I recently read an excerpt from a Gartner report that the number of technicians with wireless access to a formal packaged field service management (FSM) solution in large enterprises will increase from 25 percent in 2010 to 50 percent by 2012. This got me thinking about workforce management systems in general, and its lower-rung place on the totem pole of telecom spending.
Every now and then, the business world presents us with a lab experiment that we can observe in realtime. Netflix's announcement that it is splitting off its DVD-by-mail business from its streaming business is just such an experiment. The DVD business will now go by the name Qwikster, and the streaming business will stay under the Netflix brand. It is Clayton Christensen's innovator's dilemma incarnate, and Netflix is very publicly trying to solve it. Like its 60% price increase did earlier this year, this move is understandably causing consternation amongst some customers. It's a bold move, one that will cost them in the near term, but Netflix I'm sure has done the calculus and is looking at the endgame 5-10 years out, not 5-10 months.

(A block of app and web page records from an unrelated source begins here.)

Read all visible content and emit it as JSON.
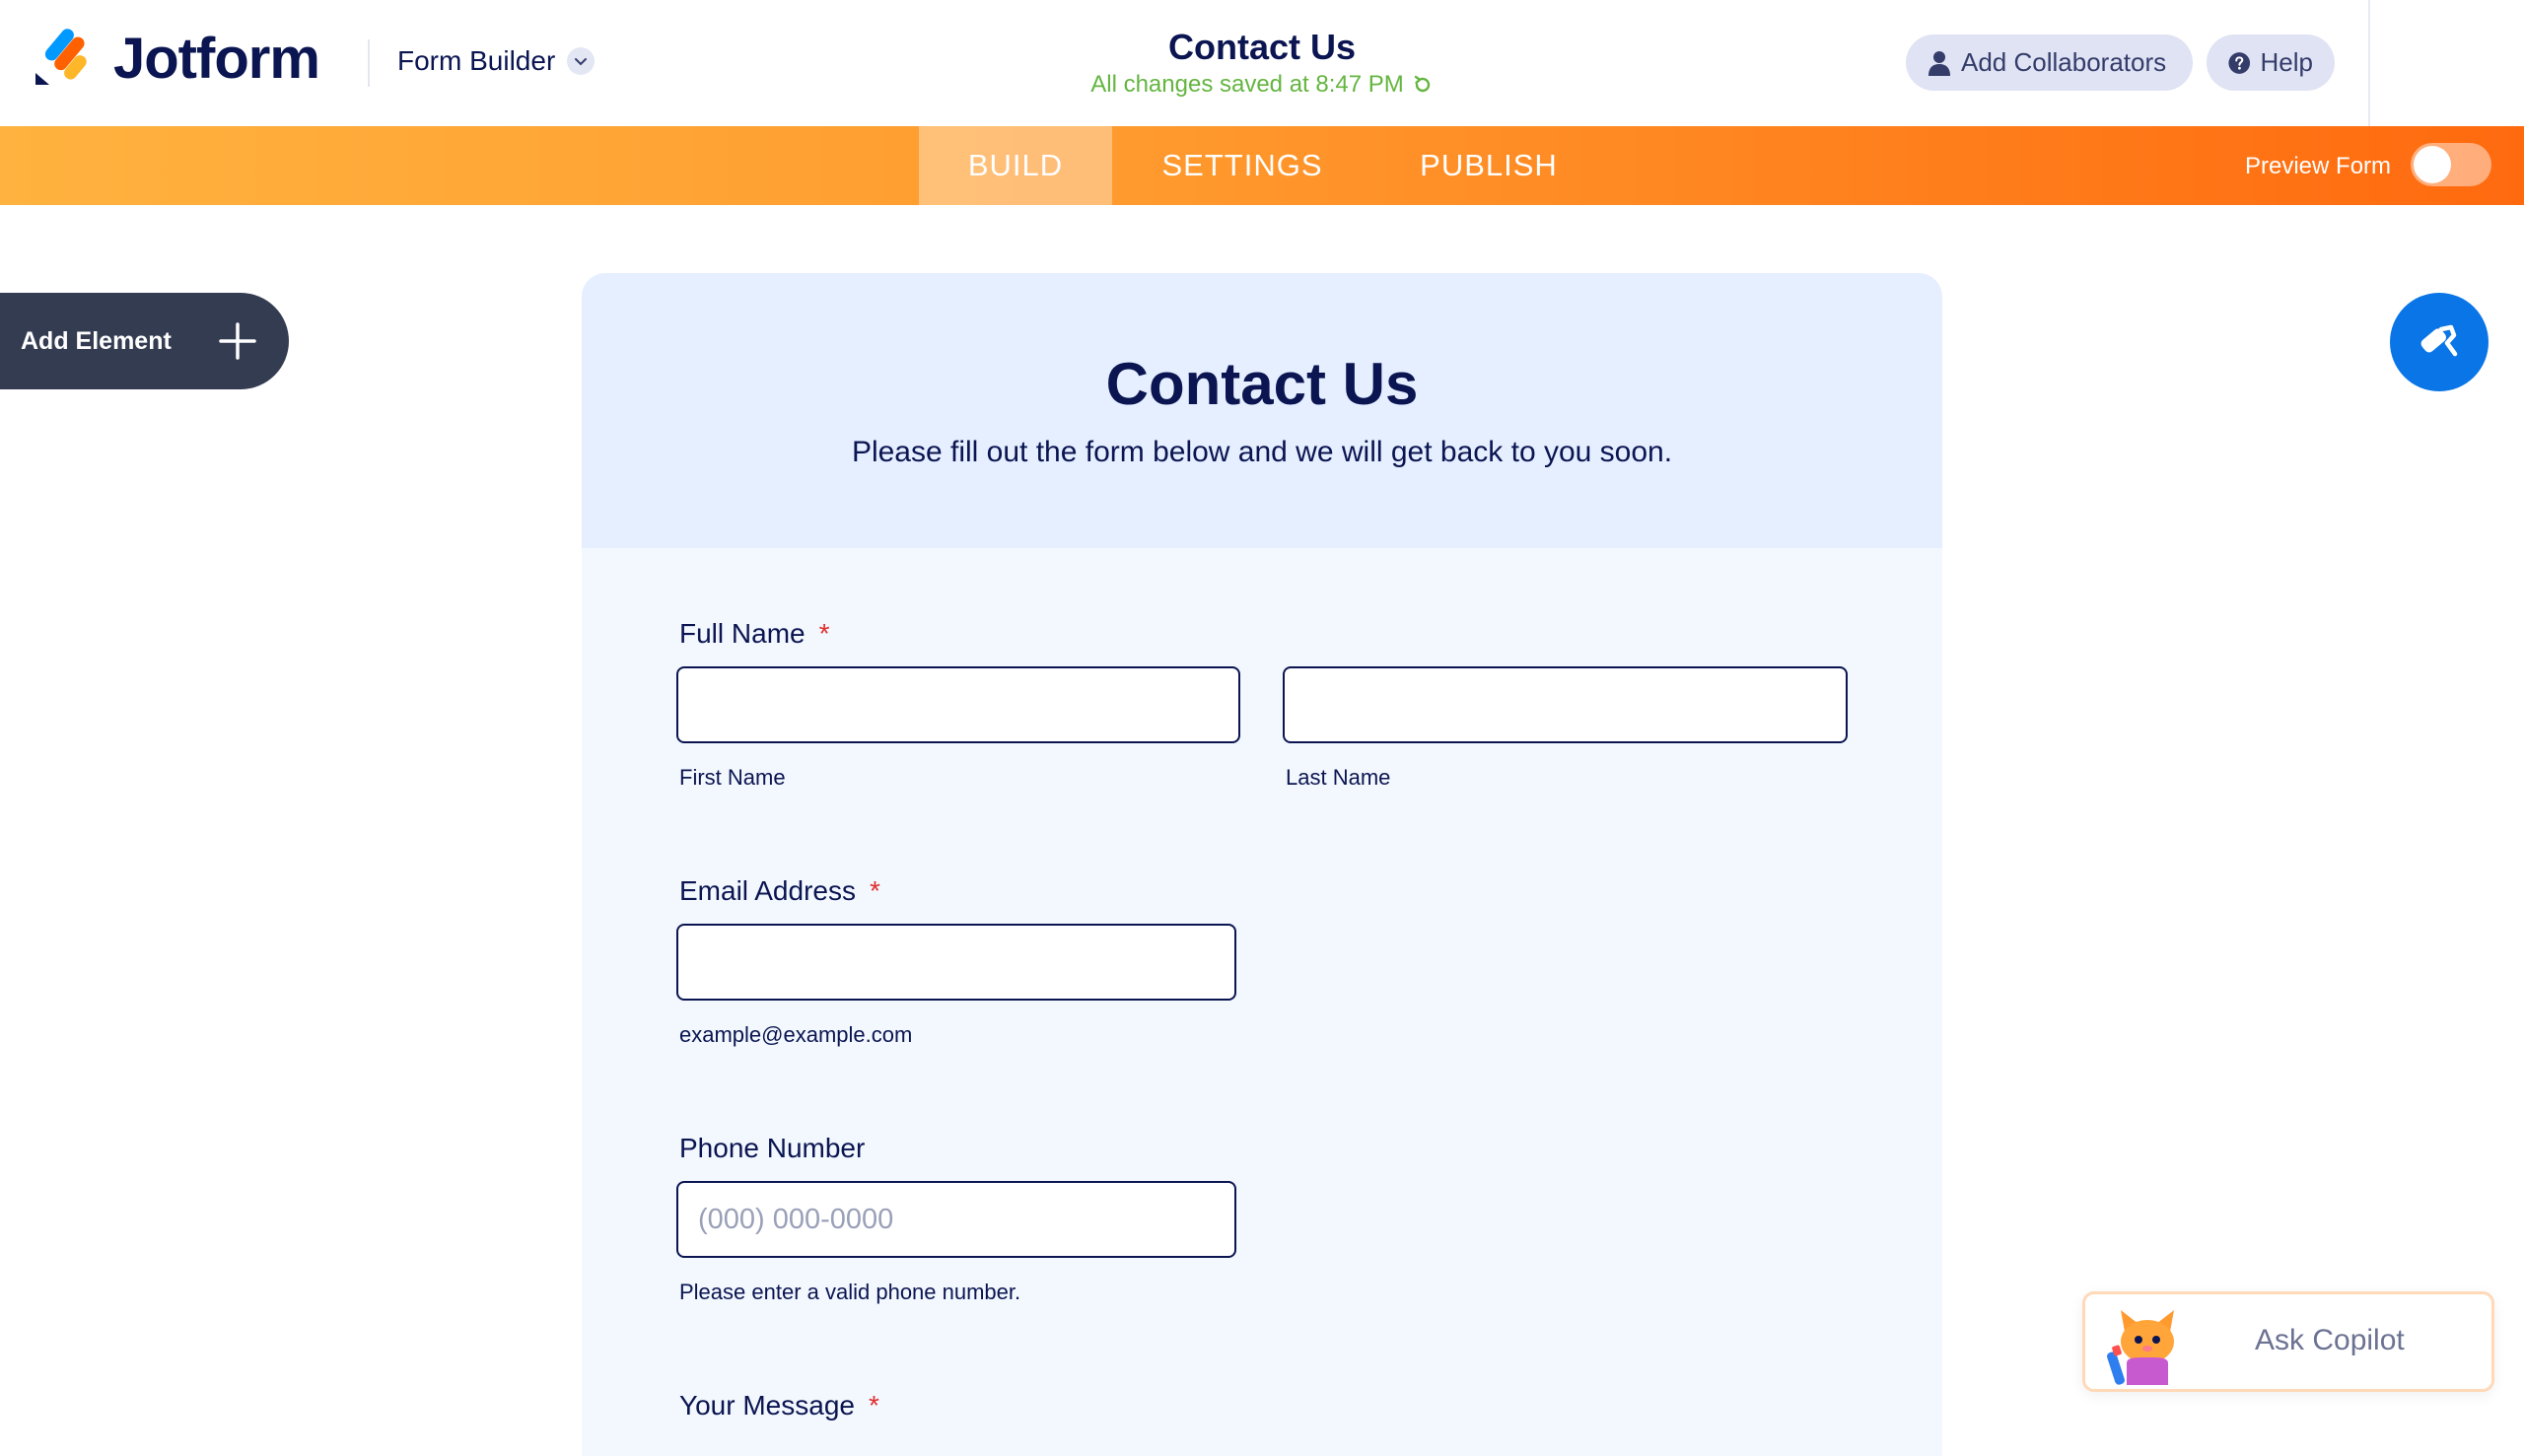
{
  "app": {
    "brand": "Jotform",
    "builder_label": "Form Builder"
  },
  "header": {
    "form_title": "Contact Us",
    "saved_status": "All changes saved at 8:47 PM",
    "collaborators_label": "Add Collaborators",
    "help_label": "Help"
  },
  "nav": {
    "tabs": [
      {
        "label": "BUILD",
        "active": true
      },
      {
        "label": "SETTINGS",
        "active": false
      },
      {
        "label": "PUBLISH",
        "active": false
      }
    ],
    "preview_label": "Preview Form",
    "preview_enabled": false
  },
  "sidebar": {
    "add_element_label": "Add Element"
  },
  "form": {
    "title": "Contact Us",
    "subtitle": "Please fill out the form below and we will get back to you soon.",
    "full_name": {
      "label": "Full Name",
      "required_mark": "*",
      "first_sublabel": "First Name",
      "last_sublabel": "Last Name",
      "first_value": "",
      "last_value": ""
    },
    "email": {
      "label": "Email Address",
      "required_mark": "*",
      "sublabel": "example@example.com",
      "value": ""
    },
    "phone": {
      "label": "Phone Number",
      "placeholder": "(000) 000-0000",
      "sublabel": "Please enter a valid phone number."
    },
    "message": {
      "label": "Your Message",
      "required_mark": "*"
    }
  },
  "copilot": {
    "label": "Ask Copilot"
  },
  "colors": {
    "navy": "#0a1551",
    "orange_start": "#ffb23f",
    "orange_end": "#ff6a0f",
    "saved_green": "#64b540",
    "designer_blue": "#0a75e6",
    "required_red": "#e02e2e"
  },
  "icons": [
    "jotform-logo-icon",
    "chevron-down-icon",
    "refresh-icon",
    "user-icon",
    "question-circle-icon",
    "plus-icon",
    "paint-roller-icon",
    "copilot-cat-icon"
  ]
}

Bringing disparate healthcare solutions together could be the catalyst to drive adoption to a scale that can translate into large scale healthcare transformation.
Most mobile health (mHealth) initiatives typically focus on singluar solutions—simple mobile apps, cloud-based data management solutions, new consumer medical devices, virtual clinics, remote management, and many more that get added every day. Very few really look at getting them all to work together. And yet, that’s what needs to happen; we must manage the connectivity. Until we do, many singluar initiatives will stay at the periphery of the healthcare ecosystem.
Aricent recently hosted two webinars about the top ten challenges when doing testing for LTE EPC. A lot of good questions were asked by attendees, and we are sharing them here along with the answers from our panel of experts: Srimanta Kumar Purohit, Tauseef Hasan, and R. Ezhirpavai. We hope they are informative for those of you seeking to better understand the nuances of LTE EPC testing.
What do Netflix, Zipcar, Mint.com, Nike+, Amazon, the Nintendo Wii, and the Apple iPhone all have in common? They all take advantage of four technologies that once were scarce and expensive but are now plentiful and cheap. These technologies can be combined in numerous ways, and we are just starting to see companies really taking advantage of the possibilities. These four technologies will have a disruptive impact on your business, almost regardless of which industry you're in. The question is whether you will choose to adopt them before a competitor does.